Task description -
Could you return the listing below exactly, with every line intact?

Given entries -
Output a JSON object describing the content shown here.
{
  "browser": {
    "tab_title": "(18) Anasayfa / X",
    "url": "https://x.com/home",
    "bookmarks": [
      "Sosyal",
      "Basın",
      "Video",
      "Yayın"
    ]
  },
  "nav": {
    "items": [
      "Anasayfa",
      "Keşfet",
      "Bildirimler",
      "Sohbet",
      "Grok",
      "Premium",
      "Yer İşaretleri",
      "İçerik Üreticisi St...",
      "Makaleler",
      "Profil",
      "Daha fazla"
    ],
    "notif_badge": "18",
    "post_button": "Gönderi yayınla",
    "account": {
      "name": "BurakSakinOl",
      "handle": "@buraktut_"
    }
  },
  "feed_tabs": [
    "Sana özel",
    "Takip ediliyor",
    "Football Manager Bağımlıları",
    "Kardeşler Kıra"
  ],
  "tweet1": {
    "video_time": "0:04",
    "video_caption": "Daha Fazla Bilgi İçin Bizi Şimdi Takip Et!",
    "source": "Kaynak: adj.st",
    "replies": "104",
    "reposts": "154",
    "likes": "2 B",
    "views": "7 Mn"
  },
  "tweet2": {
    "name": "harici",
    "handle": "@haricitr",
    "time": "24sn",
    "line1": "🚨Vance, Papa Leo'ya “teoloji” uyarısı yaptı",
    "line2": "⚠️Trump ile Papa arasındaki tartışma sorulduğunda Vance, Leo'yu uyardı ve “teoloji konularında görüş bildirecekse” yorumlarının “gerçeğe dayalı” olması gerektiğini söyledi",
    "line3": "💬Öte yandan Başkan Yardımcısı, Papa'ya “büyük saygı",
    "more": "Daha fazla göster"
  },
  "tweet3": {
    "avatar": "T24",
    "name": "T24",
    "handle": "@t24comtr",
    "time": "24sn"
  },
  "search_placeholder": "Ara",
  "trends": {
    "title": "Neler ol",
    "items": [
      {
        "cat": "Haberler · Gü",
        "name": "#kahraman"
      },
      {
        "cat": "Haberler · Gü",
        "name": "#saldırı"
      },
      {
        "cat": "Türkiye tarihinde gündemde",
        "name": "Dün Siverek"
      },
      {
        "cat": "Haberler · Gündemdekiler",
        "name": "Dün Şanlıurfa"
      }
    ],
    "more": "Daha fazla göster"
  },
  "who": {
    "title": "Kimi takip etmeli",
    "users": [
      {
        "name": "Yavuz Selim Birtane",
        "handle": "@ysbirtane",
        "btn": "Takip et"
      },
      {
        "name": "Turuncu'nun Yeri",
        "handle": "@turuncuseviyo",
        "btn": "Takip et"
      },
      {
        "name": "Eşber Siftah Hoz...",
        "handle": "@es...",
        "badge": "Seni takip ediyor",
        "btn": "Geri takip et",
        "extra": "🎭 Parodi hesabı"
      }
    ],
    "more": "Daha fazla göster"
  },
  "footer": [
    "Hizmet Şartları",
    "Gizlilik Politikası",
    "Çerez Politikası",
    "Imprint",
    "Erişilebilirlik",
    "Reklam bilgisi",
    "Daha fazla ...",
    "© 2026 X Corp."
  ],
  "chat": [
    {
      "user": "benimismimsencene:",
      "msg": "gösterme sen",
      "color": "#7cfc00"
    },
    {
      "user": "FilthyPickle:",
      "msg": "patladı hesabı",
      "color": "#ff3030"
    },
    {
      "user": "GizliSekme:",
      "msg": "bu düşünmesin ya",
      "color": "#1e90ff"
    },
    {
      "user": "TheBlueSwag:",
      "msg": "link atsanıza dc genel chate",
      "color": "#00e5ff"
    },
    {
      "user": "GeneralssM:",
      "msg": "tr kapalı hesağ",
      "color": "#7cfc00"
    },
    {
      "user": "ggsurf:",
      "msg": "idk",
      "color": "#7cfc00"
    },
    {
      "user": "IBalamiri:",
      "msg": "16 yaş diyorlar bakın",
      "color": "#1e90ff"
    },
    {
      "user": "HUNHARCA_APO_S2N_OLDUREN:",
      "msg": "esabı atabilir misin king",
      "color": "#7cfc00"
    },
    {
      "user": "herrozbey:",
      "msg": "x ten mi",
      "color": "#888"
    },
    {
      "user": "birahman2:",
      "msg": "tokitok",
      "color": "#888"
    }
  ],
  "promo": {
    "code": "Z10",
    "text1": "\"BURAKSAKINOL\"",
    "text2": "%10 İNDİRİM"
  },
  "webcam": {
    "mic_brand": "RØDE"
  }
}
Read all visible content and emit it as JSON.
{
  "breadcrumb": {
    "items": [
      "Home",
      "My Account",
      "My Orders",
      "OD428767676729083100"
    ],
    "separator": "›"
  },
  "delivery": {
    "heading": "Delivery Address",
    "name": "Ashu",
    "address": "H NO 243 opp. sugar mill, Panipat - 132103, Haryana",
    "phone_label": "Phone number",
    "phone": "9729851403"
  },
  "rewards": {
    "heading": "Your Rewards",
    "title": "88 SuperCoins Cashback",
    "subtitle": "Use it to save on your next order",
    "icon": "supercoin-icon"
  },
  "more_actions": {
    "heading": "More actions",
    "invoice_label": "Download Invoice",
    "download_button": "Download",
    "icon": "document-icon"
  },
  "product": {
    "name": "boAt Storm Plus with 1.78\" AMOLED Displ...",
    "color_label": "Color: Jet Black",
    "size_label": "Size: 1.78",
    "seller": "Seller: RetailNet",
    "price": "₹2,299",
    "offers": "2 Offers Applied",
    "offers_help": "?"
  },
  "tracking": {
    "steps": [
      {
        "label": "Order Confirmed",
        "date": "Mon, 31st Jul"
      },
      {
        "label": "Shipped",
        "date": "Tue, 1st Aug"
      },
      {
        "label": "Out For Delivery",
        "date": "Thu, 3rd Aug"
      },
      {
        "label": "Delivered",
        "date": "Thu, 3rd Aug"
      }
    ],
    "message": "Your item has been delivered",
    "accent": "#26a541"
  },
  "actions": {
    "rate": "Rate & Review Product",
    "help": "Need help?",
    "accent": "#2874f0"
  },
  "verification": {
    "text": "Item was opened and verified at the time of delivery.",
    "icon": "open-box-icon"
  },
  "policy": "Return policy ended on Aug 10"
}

Exercise answer -
Output a JSON object describing the content shown here.
{
  "browser": {
    "tab_title": "(18) Anasayfa / X",
    "url": "https://x.com/home",
    "bookmarks": [
      "Sosyal",
      "Basın",
      "Video",
      "Yayın"
    ]
  },
  "nav": {
    "items": [
      "Anasayfa",
      "Keşfet",
      "Bildirimler",
      "Sohbet",
      "Grok",
      "Premium",
      "Yer İşaretleri",
      "İçerik Üreticisi St...",
      "Makaleler",
      "Profil",
      "Daha fazla"
    ],
    "notif_badge": "18",
    "post_button": "Gönderi yayınla",
    "account": {
      "name": "BurakSakinOl",
      "handle": "@buraktut_"
    }
  },
  "feed_tabs": [
    "Sana özel",
    "Takip ediliyor",
    "Football Manager Bağımlıları",
    "Kardeşler Kıra"
  ],
  "tweet1": {
    "video_time": "0:04",
    "video_caption": "Daha Fazla Bilgi İçin Bizi Şimdi Takip Et!",
    "source": "Kaynak: adj.st",
    "replies": "104",
    "reposts": "154",
    "likes": "2 B",
    "views": "7 Mn"
  },
  "tweet2": {
    "name": "harici",
    "handle": "@haricitr",
    "time": "24sn",
    "line1": "🚨Vance, Papa Leo'ya “teoloji” uyarısı yaptı",
    "line2": "⚠️Trump ile Papa arasındaki tartışma sorulduğunda Vance, Leo'yu uyardı ve “teoloji konularında görüş bildirecekse” yorumlarının “gerçeğe dayalı” olması gerektiğini söyledi",
    "line3": "💬Öte yandan Başkan Yardımcısı, Papa'ya “büyük saygı",
    "more": "Daha fazla göster"
  },
  "tweet3": {
    "avatar": "T24",
    "name": "T24",
    "handle": "@t24comtr",
    "time": "24sn"
  },
  "search_placeholder": "Ara",
  "trends": {
    "title": "Neler ol",
    "items": [
      {
        "cat": "Haberler · Gü",
        "name": "#kahraman"
      },
      {
        "cat": "Haberler · Gü",
        "name": "#saldırı"
      },
      {
        "cat": "Türkiye tarihinde gündemde",
        "name": "Dün Siverek"
      },
      {
        "cat": "Haberler · Gündemdekiler",
        "name": "Dün Şanlıurfa"
      }
    ],
    "more": "Daha fazla göster"
  },
  "who": {
    "title": "Kimi takip etmeli",
    "users": [
      {
        "name": "Yavuz Selim Birtane",
        "handle": "@ysbirtane",
        "btn": "Takip et"
      },
      {
        "name": "Turuncu'nun Yeri",
        "handle": "@turuncuseviyo",
        "btn": "Takip et"
      },
      {
        "name": "Eşber Siftah Hoz...",
        "handle": "@es...",
        "badge": "Seni takip ediyor",
        "btn": "Geri takip et",
        "extra": "🎭 Parodi hesabı"
      }
    ],
    "more": "Daha fazla göster"
  },
  "footer": [
    "Hizmet Şartları",
    "Gizlilik Politikası",
    "Çerez Politikası",
    "Imprint",
    "Erişilebilirlik",
    "Reklam bilgisi",
    "Daha fazla ...",
    "© 2026 X Corp."
  ],
  "chat": [
    {
      "user": "benimismimsencene:",
      "msg": "gösterme sen",
      "color": "#7cfc00"
    },
    {
      "user": "FilthyPickle:",
      "msg": "patladı hesabı",
      "color": "#ff3030"
    },
    {
      "user": "GizliSekme:",
      "msg": "bu düşünmesin ya",
      "color": "#1e90ff"
    },
    {
      "user": "TheBlueSwag:",
      "msg": "link atsanıza dc genel chate",
      "color": "#00e5ff"
    },
    {
      "user": "GeneralssM:",
      "msg": "tr kapalı hesağ",
      "color": "#7cfc00"
    },
    {
      "user": "ggsurf:",
      "msg": "idk",
      "color": "#7cfc00"
    },
    {
      "user": "IBalamiri:",
      "msg": "16 yaş diyorlar bakın",
      "color": "#1e90ff"
    },
    {
      "user": "HUNHARCA_APO_S2N_OLDUREN:",
      "msg": "esabı atabilir misin king",
      "color": "#7cfc00"
    },
    {
      "user": "herrozbey:",
      "msg": "x ten mi",
      "color": "#888"
    },
    {
      "user": "birahman2:",
      "msg": "tokitok",
      "color": "#888"
    }
  ],
  "promo": {
    "code": "Z10",
    "text1": "\"BURAKSAKINOL\"",
    "text2": "%10 İNDİRİM"
  },
  "webcam": {
    "mic_brand": "RØDE"
  }
}
Read all visible content and emit it as JSON.
{
  "breadcrumb": {
    "items": [
      "Home",
      "My Account",
      "My Orders",
      "OD428767676729083100"
    ],
    "separator": "›"
  },
  "delivery": {
    "heading": "Delivery Address",
    "name": "Ashu",
    "address": "H NO 243 opp. sugar mill, Panipat - 132103, Haryana",
    "phone_label": "Phone number",
    "phone": "9729851403"
  },
  "rewards": {
    "heading": "Your Rewards",
    "title": "88 SuperCoins Cashback",
    "subtitle": "Use it to save on your next order",
    "icon": "supercoin-icon"
  },
  "more_actions": {
    "heading": "More actions",
    "invoice_label": "Download Invoice",
    "download_button": "Download",
    "icon": "document-icon"
  },
  "product": {
    "name": "boAt Storm Plus with 1.78\" AMOLED Displ...",
    "color_label": "Color: Jet Black",
    "size_label": "Size: 1.78",
    "seller": "Seller: RetailNet",
    "price": "₹2,299",
    "offers": "2 Offers Applied",
    "offers_help": "?"
  },
  "tracking": {
    "steps": [
      {
        "label": "Order Confirmed",
        "date": "Mon, 31st Jul"
      },
      {
        "label": "Shipped",
        "date": "Tue, 1st Aug"
      },
      {
        "label": "Out For Delivery",
        "date": "Thu, 3rd Aug"
      },
      {
        "label": "Delivered",
        "date": "Thu, 3rd Aug"
      }
    ],
    "message": "Your item has been delivered",
    "accent": "#26a541"
  },
  "actions": {
    "rate": "Rate & Review Product",
    "help": "Need help?",
    "accent": "#2874f0"
  },
  "verification": {
    "text": "Item was opened and verified at the time of delivery.",
    "icon": "open-box-icon"
  },
  "policy": "Return policy ended on Aug 10"
}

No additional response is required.